- **What to do**:
In the listing below, find each line that holds the string "Amazon" and copy it.

■ ■ ■

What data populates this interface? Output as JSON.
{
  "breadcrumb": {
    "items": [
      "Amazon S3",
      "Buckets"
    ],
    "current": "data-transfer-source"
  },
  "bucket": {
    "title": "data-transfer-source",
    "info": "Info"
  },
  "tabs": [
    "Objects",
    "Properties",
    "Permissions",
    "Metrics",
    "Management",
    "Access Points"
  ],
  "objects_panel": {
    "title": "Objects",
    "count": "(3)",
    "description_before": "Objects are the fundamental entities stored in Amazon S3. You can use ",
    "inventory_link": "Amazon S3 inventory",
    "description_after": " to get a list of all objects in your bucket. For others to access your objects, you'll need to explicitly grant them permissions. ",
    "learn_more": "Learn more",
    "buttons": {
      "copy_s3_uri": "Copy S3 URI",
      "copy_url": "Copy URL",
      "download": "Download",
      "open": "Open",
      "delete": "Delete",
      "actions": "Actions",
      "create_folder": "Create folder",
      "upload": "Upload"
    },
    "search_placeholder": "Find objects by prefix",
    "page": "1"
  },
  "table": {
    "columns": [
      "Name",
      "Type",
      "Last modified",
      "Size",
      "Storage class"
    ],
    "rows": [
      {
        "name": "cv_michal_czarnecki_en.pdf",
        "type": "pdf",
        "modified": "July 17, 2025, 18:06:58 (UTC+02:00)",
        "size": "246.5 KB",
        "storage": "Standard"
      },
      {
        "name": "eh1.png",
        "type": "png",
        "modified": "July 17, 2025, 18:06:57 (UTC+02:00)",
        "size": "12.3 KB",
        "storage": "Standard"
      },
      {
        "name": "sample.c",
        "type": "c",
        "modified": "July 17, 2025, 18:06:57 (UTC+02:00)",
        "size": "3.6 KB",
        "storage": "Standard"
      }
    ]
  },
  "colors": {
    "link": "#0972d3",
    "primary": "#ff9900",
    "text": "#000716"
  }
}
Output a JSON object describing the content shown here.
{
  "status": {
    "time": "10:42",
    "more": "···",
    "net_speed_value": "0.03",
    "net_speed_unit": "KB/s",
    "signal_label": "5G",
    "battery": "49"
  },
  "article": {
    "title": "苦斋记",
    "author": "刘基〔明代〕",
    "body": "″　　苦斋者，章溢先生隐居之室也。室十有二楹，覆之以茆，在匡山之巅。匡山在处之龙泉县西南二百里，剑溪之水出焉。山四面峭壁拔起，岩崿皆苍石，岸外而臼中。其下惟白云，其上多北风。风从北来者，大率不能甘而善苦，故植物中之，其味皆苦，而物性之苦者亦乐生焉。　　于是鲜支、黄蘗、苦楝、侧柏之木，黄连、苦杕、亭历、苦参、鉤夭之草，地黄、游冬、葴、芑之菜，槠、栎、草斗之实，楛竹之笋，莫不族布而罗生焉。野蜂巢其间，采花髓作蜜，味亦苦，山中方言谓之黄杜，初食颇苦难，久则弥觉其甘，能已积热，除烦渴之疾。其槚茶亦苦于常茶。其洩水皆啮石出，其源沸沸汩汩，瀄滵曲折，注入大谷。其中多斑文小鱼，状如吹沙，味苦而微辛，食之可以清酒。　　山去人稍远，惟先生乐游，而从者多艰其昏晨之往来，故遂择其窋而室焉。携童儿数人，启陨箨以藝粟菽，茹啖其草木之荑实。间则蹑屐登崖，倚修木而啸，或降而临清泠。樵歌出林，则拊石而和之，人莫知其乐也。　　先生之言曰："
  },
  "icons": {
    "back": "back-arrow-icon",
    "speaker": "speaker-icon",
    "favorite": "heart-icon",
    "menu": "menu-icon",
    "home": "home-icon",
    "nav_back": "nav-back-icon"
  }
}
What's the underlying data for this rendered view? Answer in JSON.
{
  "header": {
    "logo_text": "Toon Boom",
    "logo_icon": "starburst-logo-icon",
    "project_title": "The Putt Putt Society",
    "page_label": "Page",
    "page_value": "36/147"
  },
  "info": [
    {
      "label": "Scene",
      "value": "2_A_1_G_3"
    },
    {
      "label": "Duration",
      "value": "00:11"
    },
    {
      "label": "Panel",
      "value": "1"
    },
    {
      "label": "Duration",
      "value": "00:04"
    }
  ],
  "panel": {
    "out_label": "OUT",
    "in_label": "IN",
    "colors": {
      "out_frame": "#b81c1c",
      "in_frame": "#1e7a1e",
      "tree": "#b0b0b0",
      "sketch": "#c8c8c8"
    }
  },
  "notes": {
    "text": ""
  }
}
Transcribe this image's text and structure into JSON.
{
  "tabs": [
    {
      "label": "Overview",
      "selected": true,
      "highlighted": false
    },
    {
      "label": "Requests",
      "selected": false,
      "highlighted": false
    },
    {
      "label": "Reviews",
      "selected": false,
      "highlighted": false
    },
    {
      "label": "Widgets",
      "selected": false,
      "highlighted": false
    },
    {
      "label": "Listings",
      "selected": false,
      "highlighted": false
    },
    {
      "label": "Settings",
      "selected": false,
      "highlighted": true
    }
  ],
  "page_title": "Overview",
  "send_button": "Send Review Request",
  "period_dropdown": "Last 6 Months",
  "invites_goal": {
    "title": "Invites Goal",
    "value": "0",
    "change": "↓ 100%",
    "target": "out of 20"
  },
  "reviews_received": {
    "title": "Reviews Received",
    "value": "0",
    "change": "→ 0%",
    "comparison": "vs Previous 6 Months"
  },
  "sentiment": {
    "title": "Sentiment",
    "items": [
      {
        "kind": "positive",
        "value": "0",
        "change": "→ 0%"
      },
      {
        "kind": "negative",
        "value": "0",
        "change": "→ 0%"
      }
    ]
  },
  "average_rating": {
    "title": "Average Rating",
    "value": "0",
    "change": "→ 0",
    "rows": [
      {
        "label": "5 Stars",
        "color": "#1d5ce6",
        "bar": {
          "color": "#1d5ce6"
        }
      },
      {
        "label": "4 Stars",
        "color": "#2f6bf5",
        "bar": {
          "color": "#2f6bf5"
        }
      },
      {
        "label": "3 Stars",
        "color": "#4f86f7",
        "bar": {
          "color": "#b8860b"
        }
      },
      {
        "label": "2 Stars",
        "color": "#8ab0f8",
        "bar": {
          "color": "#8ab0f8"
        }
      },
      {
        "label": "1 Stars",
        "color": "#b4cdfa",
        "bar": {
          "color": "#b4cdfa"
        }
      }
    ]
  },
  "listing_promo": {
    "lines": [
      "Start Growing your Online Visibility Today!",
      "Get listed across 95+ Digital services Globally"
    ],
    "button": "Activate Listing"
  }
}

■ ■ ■

- **Result of this task**:
      "Amazon S3",
    "description_before": "Objects are the fundamental entities stored in Amazon S3. You can use ",
    "inventory_link": "Amazon S3 inventory",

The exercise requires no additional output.